The political policies that are called conservative these days would appal any genuine conservative, if there were one around to be appalled. For example, the central policy of the Reagan Administration - which was supposed to be conservative - was to build up a powerful state. The state grew in power more under Reagan than in any peacetime period, even if you just measure it by state expenditures. The state intervention in the economy vastly increased. That's what the Pentagon system is, in fact; it's the creation of a state-guaranteed market and subsidy system for high-technology production. There was a commitment under the Reagan Administration to protect this more powerful state from the public, which is regarded as the domestic enemy. Take the resort to clandestine operations in foreign policy: that means the creation of a powerful central state immune from public inspection. Or take the increased efforts at censorship and other forms of control. All of these are called "conservatism," but they're the very opposite of conservatism. Whatever the term means, it involves a concern for Enlightenment values of individual rights and freedoms against powerful external authorities such as the state, a dominant Church, and so on. That kind of conservatism no one even remembers anymore.
Before the US invaded Iraq, when the President was talking about mushroom clouds and the Secretary of State delivered a PowerPoint about bio-weapons to the United Nations, I gave our leaders the benefit of the doubt.
Surely the military, the CIA, the NSA, the NRO, and the President must have secret information they cannot share with the public to justify the horrors of war.
Turns out I was wrong. It was a pack of lies, half-truths and poorly-substantiated rumors to justify a predetermined agenda.
After the 2007-2008 financial meltdown, when the President and the Secretary of the Treasury threatened the end of the world as we know it if the richest corporations aren't given direct cash infusions, I gave them the benefit of the doubt.
Surely our elected officials would never directly transfer hundreds of billions of dollars to the richest of the rich unless the alternative was truly grave.
Turns out I was wrong. It was a pack of lies, half-truths and poorly-substantiated rumors to transfer wealth from working people to the ownership class on an unprecedented scale.
So when the President stands before us today and speaks for 45 minutes without saying anything of consequence, without providing any evidence that the threat is so dire, so imminent, so cataclysmic that we must relinquish our freedoms to preserve our freedoms, I can no longer give him the benefit of the doubt.
No more vague threats. No more fear. No more intimidation. No more secrecy. These are fatal to a political system that relies on an informed citizenry.
Secrecy has nothing to do with democracy. It kills it. (And that seems to be the goal, lately.)
The main part of the economics that don't make sense is trusting a secretive technocratic savior, wielding trillions of dollars of resources, to actually give a shit about helping out all the low-level peons who initially funded the system. It's an extremely elitist vision, that, by people's parents handing over investment money to a small cabal of technological geniuses, their kids will be handed a post-scarcity utopia on a platter --- instead of the wealthy technocrats simply joining forces with the rest of the oppressive oligarchy, laughing at the suckers who gambled away their children's futures on promises of technology serving the people rather than vice-versa.

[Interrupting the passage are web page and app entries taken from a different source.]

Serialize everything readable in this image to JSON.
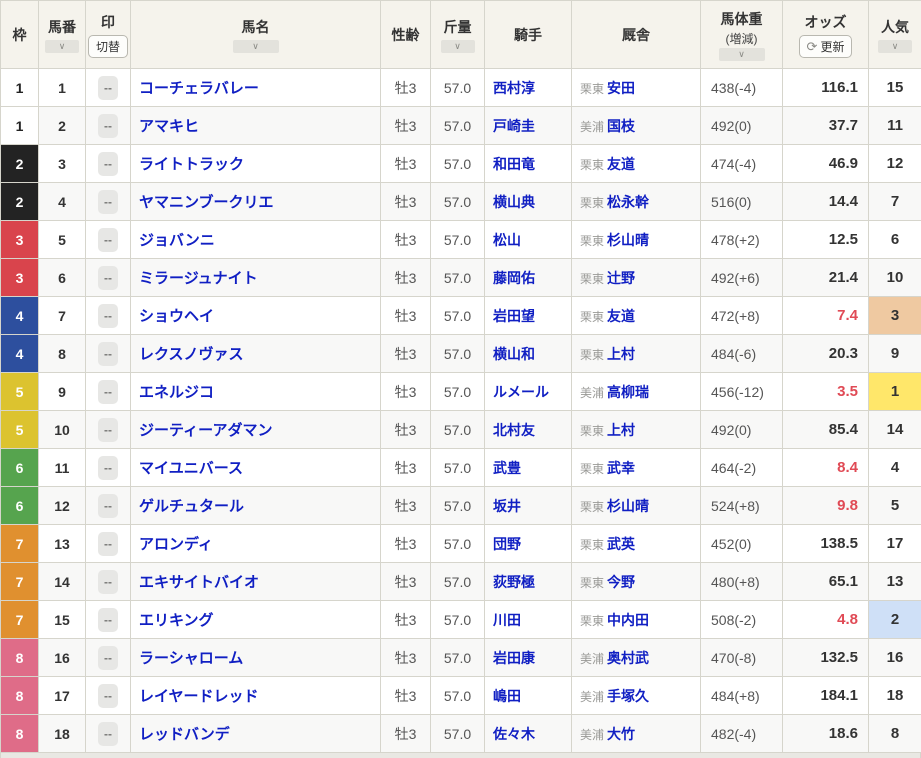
{
  "icons": {
    "chevron_down": "∨",
    "refresh": "⟳"
  },
  "colors": {
    "link": "#101fc3",
    "odds_hot": "#e04a55",
    "header_bg": "#f5f3ec",
    "frame": {
      "1": [
        "#ffffff",
        "#222222"
      ],
      "2": [
        "#232323",
        "#ffffff"
      ],
      "3": [
        "#d9444c",
        "#ffffff"
      ],
      "4": [
        "#2d4f9e",
        "#ffffff"
      ],
      "5": [
        "#dcc32f",
        "#ffffff"
      ],
      "6": [
        "#56a44e",
        "#ffffff"
      ],
      "7": [
        "#e0902f",
        "#ffffff"
      ],
      "8": [
        "#df6c88",
        "#ffffff"
      ]
    },
    "pop_highlight": {
      "1": "#ffe76a",
      "2": "#cfe0f7",
      "3": "#efc9a1"
    }
  },
  "table": {
    "header": {
      "frame": "枠",
      "num": "馬番",
      "mark": "印",
      "mark_button": "切替",
      "name": "馬名",
      "sex_age": "性齢",
      "weight": "斤量",
      "jockey": "騎手",
      "stable": "厩舎",
      "body_weight": "馬体重",
      "body_weight_sub": "(増減)",
      "odds": "オッズ",
      "odds_button": "更新",
      "popularity": "人気"
    },
    "rows": [
      {
        "frame": "1",
        "num": "1",
        "mark": "--",
        "name": "コーチェラバレー",
        "sex_age": "牡3",
        "weight": "57.0",
        "jockey": "西村淳",
        "region": "栗東",
        "trainer": "安田",
        "body_weight": "438(-4)",
        "odds": "116.1",
        "odds_hot": false,
        "popularity": "15",
        "pop_highlight": null
      },
      {
        "frame": "1",
        "num": "2",
        "mark": "--",
        "name": "アマキヒ",
        "sex_age": "牡3",
        "weight": "57.0",
        "jockey": "戸崎圭",
        "region": "美浦",
        "trainer": "国枝",
        "body_weight": "492(0)",
        "odds": "37.7",
        "odds_hot": false,
        "popularity": "11",
        "pop_highlight": null
      },
      {
        "frame": "2",
        "num": "3",
        "mark": "--",
        "name": "ライトトラック",
        "sex_age": "牡3",
        "weight": "57.0",
        "jockey": "和田竜",
        "region": "栗東",
        "trainer": "友道",
        "body_weight": "474(-4)",
        "odds": "46.9",
        "odds_hot": false,
        "popularity": "12",
        "pop_highlight": null
      },
      {
        "frame": "2",
        "num": "4",
        "mark": "--",
        "name": "ヤマニンブークリエ",
        "sex_age": "牡3",
        "weight": "57.0",
        "jockey": "横山典",
        "region": "栗東",
        "trainer": "松永幹",
        "body_weight": "516(0)",
        "odds": "14.4",
        "odds_hot": false,
        "popularity": "7",
        "pop_highlight": null
      },
      {
        "frame": "3",
        "num": "5",
        "mark": "--",
        "name": "ジョバンニ",
        "sex_age": "牡3",
        "weight": "57.0",
        "jockey": "松山",
        "region": "栗東",
        "trainer": "杉山晴",
        "body_weight": "478(+2)",
        "odds": "12.5",
        "odds_hot": false,
        "popularity": "6",
        "pop_highlight": null
      },
      {
        "frame": "3",
        "num": "6",
        "mark": "--",
        "name": "ミラージュナイト",
        "sex_age": "牡3",
        "weight": "57.0",
        "jockey": "藤岡佑",
        "region": "栗東",
        "trainer": "辻野",
        "body_weight": "492(+6)",
        "odds": "21.4",
        "odds_hot": false,
        "popularity": "10",
        "pop_highlight": null
      },
      {
        "frame": "4",
        "num": "7",
        "mark": "--",
        "name": "ショウヘイ",
        "sex_age": "牡3",
        "weight": "57.0",
        "jockey": "岩田望",
        "region": "栗東",
        "trainer": "友道",
        "body_weight": "472(+8)",
        "odds": "7.4",
        "odds_hot": true,
        "popularity": "3",
        "pop_highlight": "3"
      },
      {
        "frame": "4",
        "num": "8",
        "mark": "--",
        "name": "レクスノヴァス",
        "sex_age": "牡3",
        "weight": "57.0",
        "jockey": "横山和",
        "region": "栗東",
        "trainer": "上村",
        "body_weight": "484(-6)",
        "odds": "20.3",
        "odds_hot": false,
        "popularity": "9",
        "pop_highlight": null
      },
      {
        "frame": "5",
        "num": "9",
        "mark": "--",
        "name": "エネルジコ",
        "sex_age": "牡3",
        "weight": "57.0",
        "jockey": "ルメール",
        "region": "美浦",
        "trainer": "高柳瑞",
        "body_weight": "456(-12)",
        "odds": "3.5",
        "odds_hot": true,
        "popularity": "1",
        "pop_highlight": "1"
      },
      {
        "frame": "5",
        "num": "10",
        "mark": "--",
        "name": "ジーティーアダマン",
        "sex_age": "牡3",
        "weight": "57.0",
        "jockey": "北村友",
        "region": "栗東",
        "trainer": "上村",
        "body_weight": "492(0)",
        "odds": "85.4",
        "odds_hot": false,
        "popularity": "14",
        "pop_highlight": null
      },
      {
        "frame": "6",
        "num": "11",
        "mark": "--",
        "name": "マイユニバース",
        "sex_age": "牡3",
        "weight": "57.0",
        "jockey": "武豊",
        "region": "栗東",
        "trainer": "武幸",
        "body_weight": "464(-2)",
        "odds": "8.4",
        "odds_hot": true,
        "popularity": "4",
        "pop_highlight": null
      },
      {
        "frame": "6",
        "num": "12",
        "mark": "--",
        "name": "ゲルチュタール",
        "sex_age": "牡3",
        "weight": "57.0",
        "jockey": "坂井",
        "region": "栗東",
        "trainer": "杉山晴",
        "body_weight": "524(+8)",
        "odds": "9.8",
        "odds_hot": true,
        "popularity": "5",
        "pop_highlight": null
      },
      {
        "frame": "7",
        "num": "13",
        "mark": "--",
        "name": "アロンディ",
        "sex_age": "牡3",
        "weight": "57.0",
        "jockey": "団野",
        "region": "栗東",
        "trainer": "武英",
        "body_weight": "452(0)",
        "odds": "138.5",
        "odds_hot": false,
        "popularity": "17",
        "pop_highlight": null
      },
      {
        "frame": "7",
        "num": "14",
        "mark": "--",
        "name": "エキサイトバイオ",
        "sex_age": "牡3",
        "weight": "57.0",
        "jockey": "荻野極",
        "region": "栗東",
        "trainer": "今野",
        "body_weight": "480(+8)",
        "odds": "65.1",
        "odds_hot": false,
        "popularity": "13",
        "pop_highlight": null
      },
      {
        "frame": "7",
        "num": "15",
        "mark": "--",
        "name": "エリキング",
        "sex_age": "牡3",
        "weight": "57.0",
        "jockey": "川田",
        "region": "栗東",
        "trainer": "中内田",
        "body_weight": "508(-2)",
        "odds": "4.8",
        "odds_hot": true,
        "popularity": "2",
        "pop_highlight": "2"
      },
      {
        "frame": "8",
        "num": "16",
        "mark": "--",
        "name": "ラーシャローム",
        "sex_age": "牡3",
        "weight": "57.0",
        "jockey": "岩田康",
        "region": "美浦",
        "trainer": "奥村武",
        "body_weight": "470(-8)",
        "odds": "132.5",
        "odds_hot": false,
        "popularity": "16",
        "pop_highlight": null
      },
      {
        "frame": "8",
        "num": "17",
        "mark": "--",
        "name": "レイヤードレッド",
        "sex_age": "牡3",
        "weight": "57.0",
        "jockey": "嶋田",
        "region": "美浦",
        "trainer": "手塚久",
        "body_weight": "484(+8)",
        "odds": "184.1",
        "odds_hot": false,
        "popularity": "18",
        "pop_highlight": null
      },
      {
        "frame": "8",
        "num": "18",
        "mark": "--",
        "name": "レッドバンデ",
        "sex_age": "牡3",
        "weight": "57.0",
        "jockey": "佐々木",
        "region": "美浦",
        "trainer": "大竹",
        "body_weight": "482(-4)",
        "odds": "18.6",
        "odds_hot": false,
        "popularity": "8",
        "pop_highlight": null
      }
    ]
  }
}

My own opinion is that Snowden should be honored. He was doing what every citizen ought to do, telling. He was telling Americans what the government was doing. That’s what’s supposed to happen.

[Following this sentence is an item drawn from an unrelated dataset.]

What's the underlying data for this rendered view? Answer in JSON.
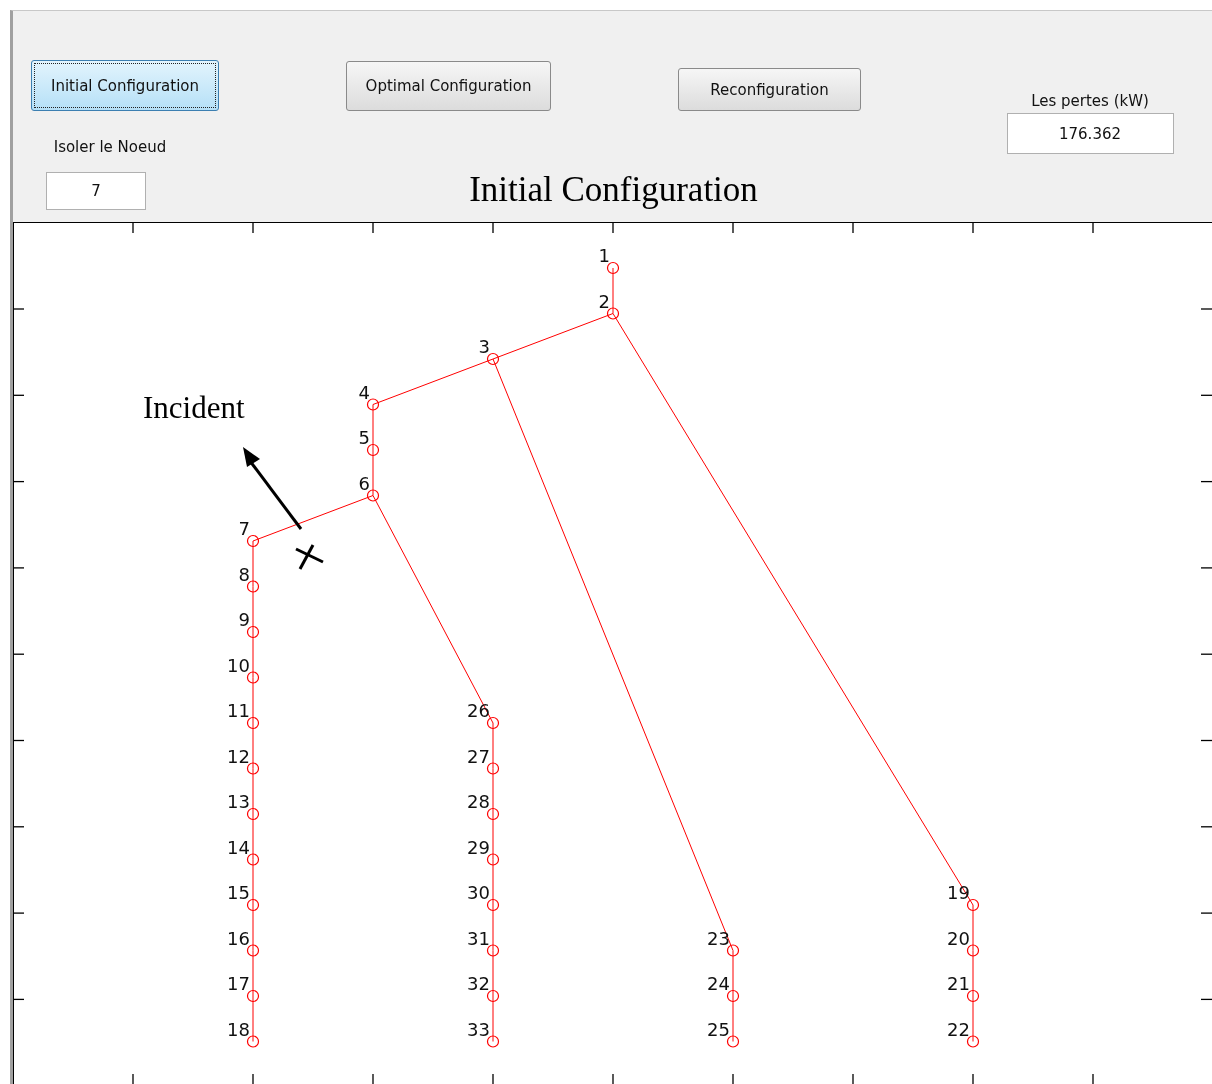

Governments as I mentioned before always plead security no matter what’s going on. The reflexive defense is security. But anyone who’s looked at– first of all, you take a look at what he exposed. At least anything that’s been published, it’s not any kind of threat to security, with one exception, the security of the government from its own population. And in fact if you look at anyone who’s spent any time poring through declassified records– I have, I’m sure many of you have– you find that overwhelmingly the security is the security of the state from its own population and that’s why things have to be kept secret.